The educators at Houston-Clear Lake recommend either assigning chapter reading as homework or dropping reading as an assignment altogether. Valuable class time was not regarded as being effectively used for textbook reading. Teachers report that class activities are structured to ensure student participation and to provide indepth work with the text material. As a result, those students who did not read the text on their own still learned the material.
Classes generally used the following teaching sequence:
1. Teacher introduces the unit (10-30 minutes).
2. Teacher assigns topics and passes out expert sheets (5-10 minutes).
3. Students meet in expert groups and learn assigned material (30-50 minutes).
4. Student experts report to home teams and teach their topicds (30-50 minutes).
5. Teacher synthesizes the unit material for the class (15-30 minutes).
6. Home teams conduct lab activities when appropriate (30-50 minutes).
7. Home teams use focus study items to review for test (15-30 minutes).
8. Teacher conducts whole class review (15-30 minutes).
9. Students take test (15-30 minutes).
Using this sequence, each chapter unit, including the test, required approximately one week to complete.
Focused study items
Research from the Houston-Clear Lake program revealed several noteworthy projects with 4th, 5th, 6th and 7th grade students in science classes. Teachers reported that adding the use of focused study items for test review to cooperative learning projects had an immediate, positive effect on student test scores. They documented not only improved test performance but improved attitudes toward science.
This two-level model significantly reduced the amount of student reading time and improved quality instructional time while conserving the teacher’s energy. The emphasis in these projects was on individual achievement within a cooperative framework (which particularly supports and helps low achieving students).
Class scores improved an average of 10 points and remained at this higher level for the entire year. As the biggest gains were made by students in the lower half of the class, failures virtually disappeared. The use of this cooperative method produced a distribution of test scores almost totally within the 70%-100% range. Also, students reported that they preferred cooperative learning over traditional approaches and like their peers better after working with them on teams. Students also perceived that their achievement had improved.
Teachers in the program recommend whole-heartedly the use of focused study items for all classrooms. They recommend the use of cooperative groups for content area study, but with some reservations. In general, these reservations center on students who do not possess the social skills necessary for positive cooperation. They report that this is usually a developmental problem which correlates with chronological age.

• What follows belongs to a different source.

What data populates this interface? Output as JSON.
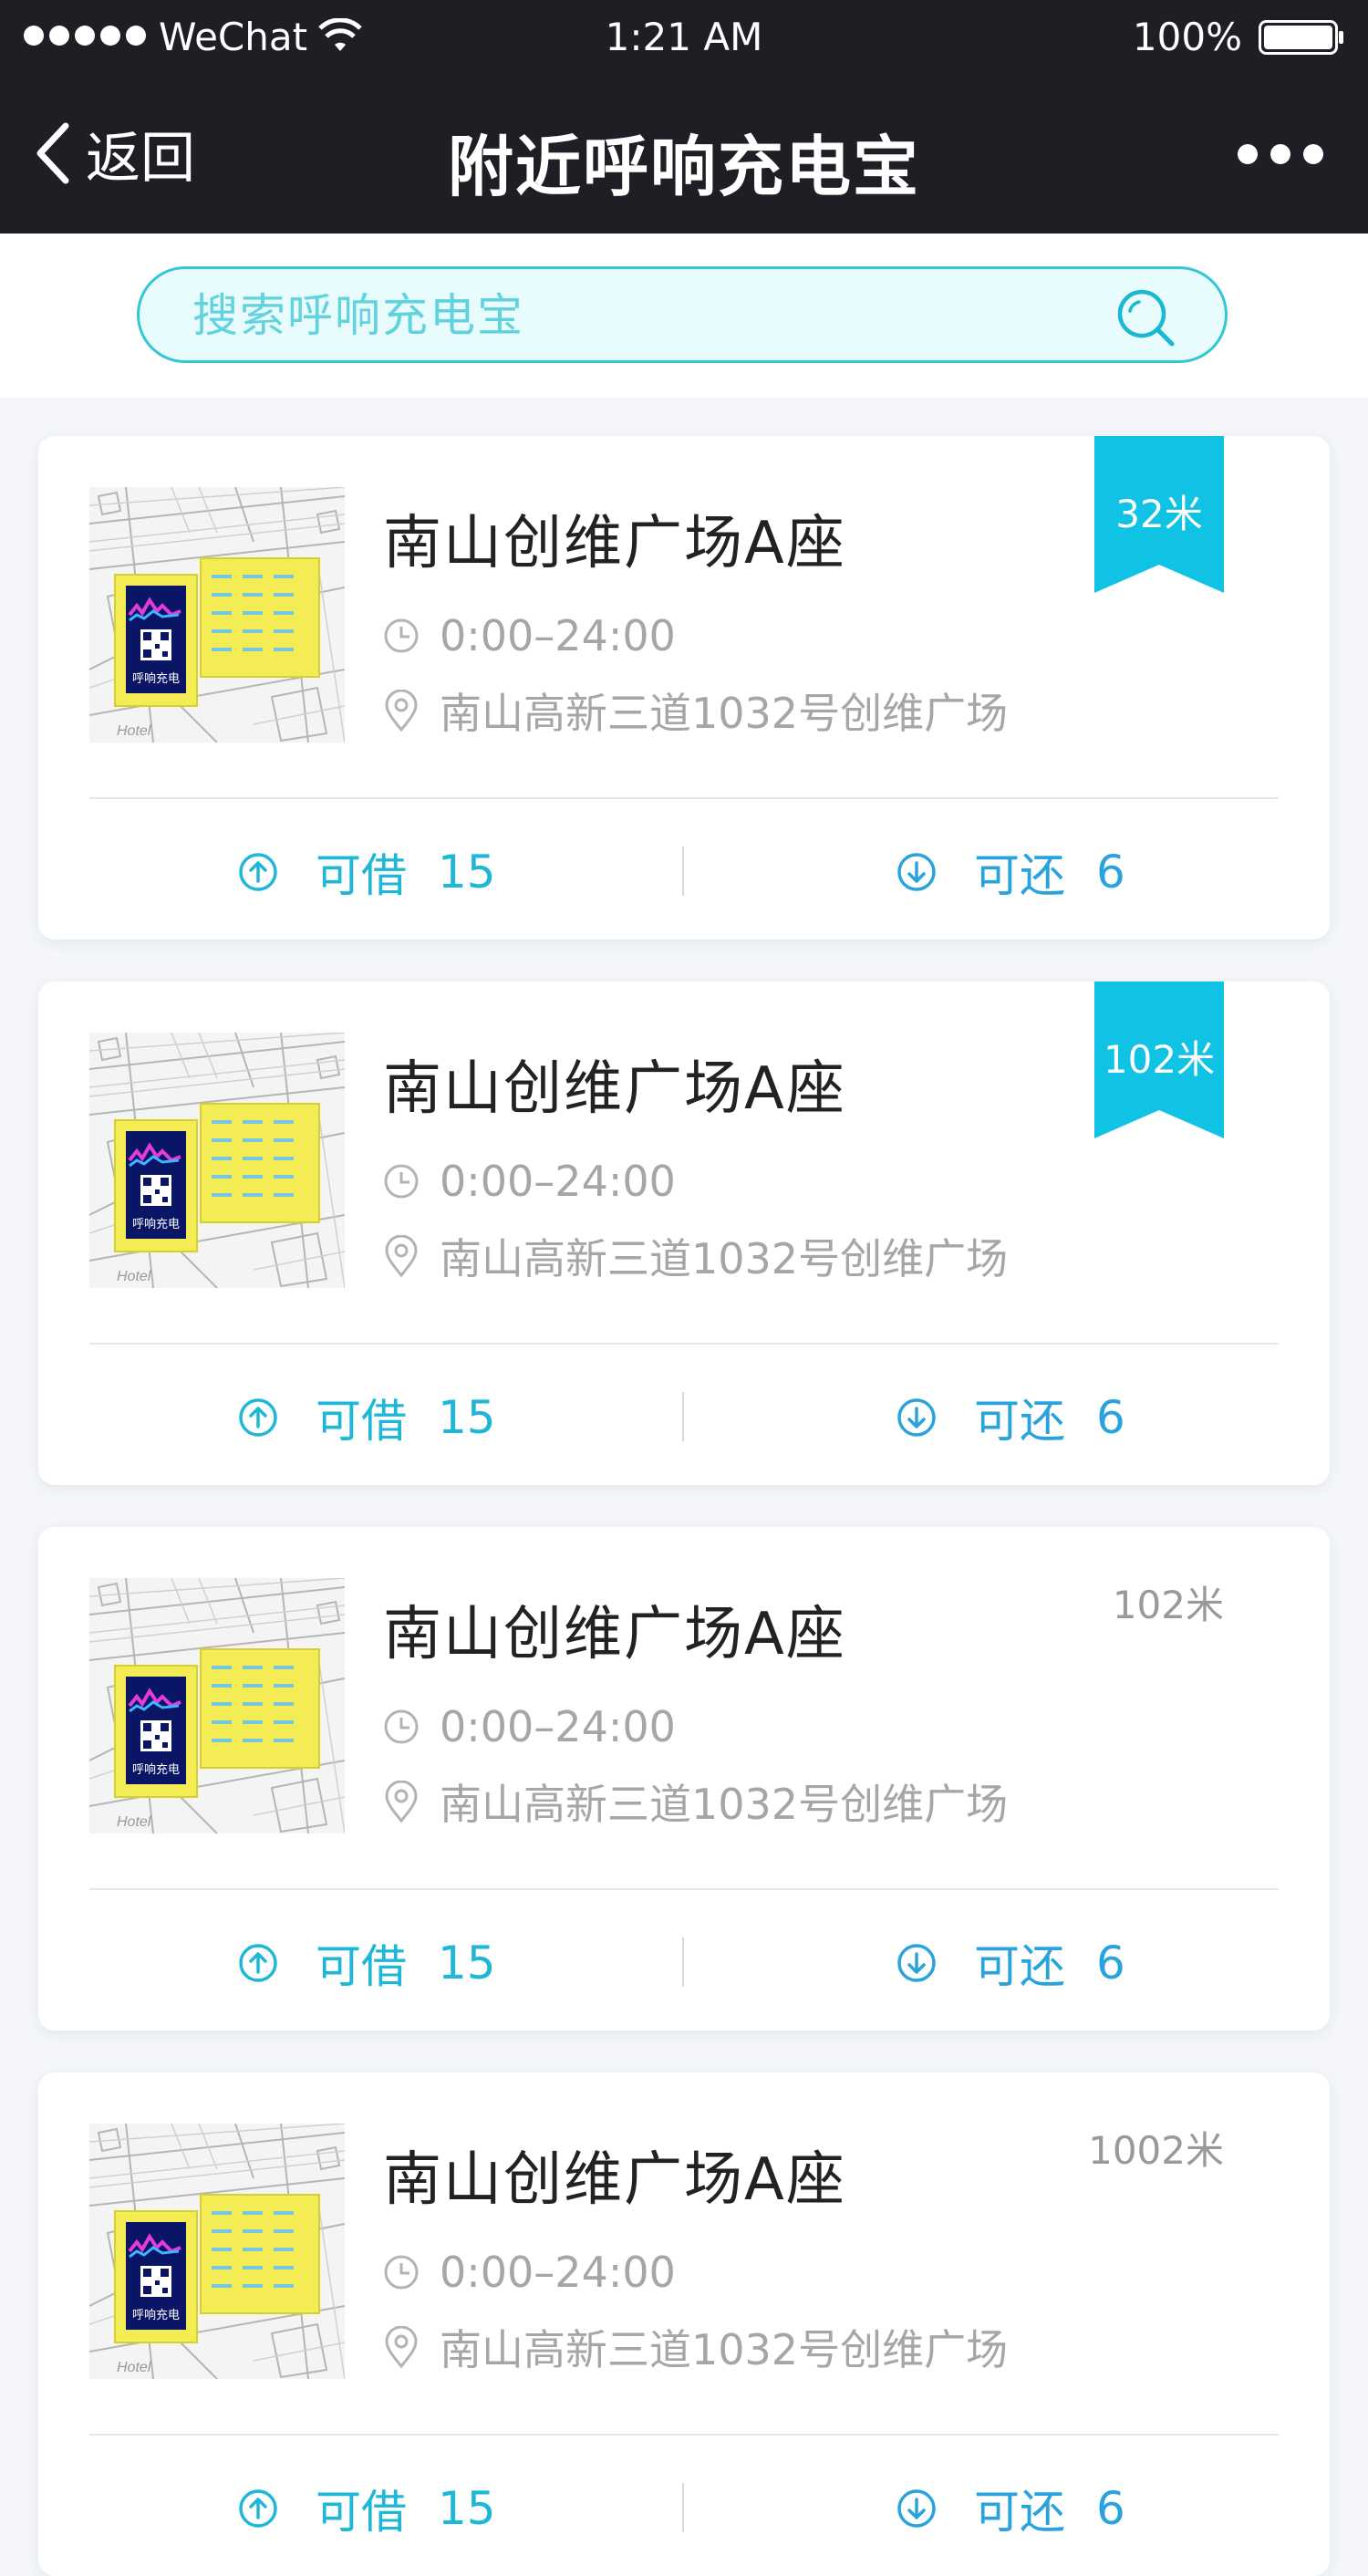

Therefore, the teacher must decide whether students are capable of working cooperatively in small groups, or if they need to work individually. (Some research has demonstrated that students can use cooperative group materials on an individual basis to achieve passing grades; however, other benefits of cooperative learning would obviously be lost).
Teachers in the Houston-Clear Lake program state that the use of focused study items for test review can serve as a starting point to teach students the cooperative social skills necessary for cooperative learning. They recommend developing focused study items for all paper and pencil tests and the use of mixed ability teams in science classes.
“Using Cooperative Groups in Science Teaching” School Science and Mathematics, November 1989, Volume 89, Number 7, p. 541-551; “Cooperative Learning” Educational Leadership Vol. 74, No. 4., January 1990.
Published in ERN March/April 1990 Volume 3 Number 2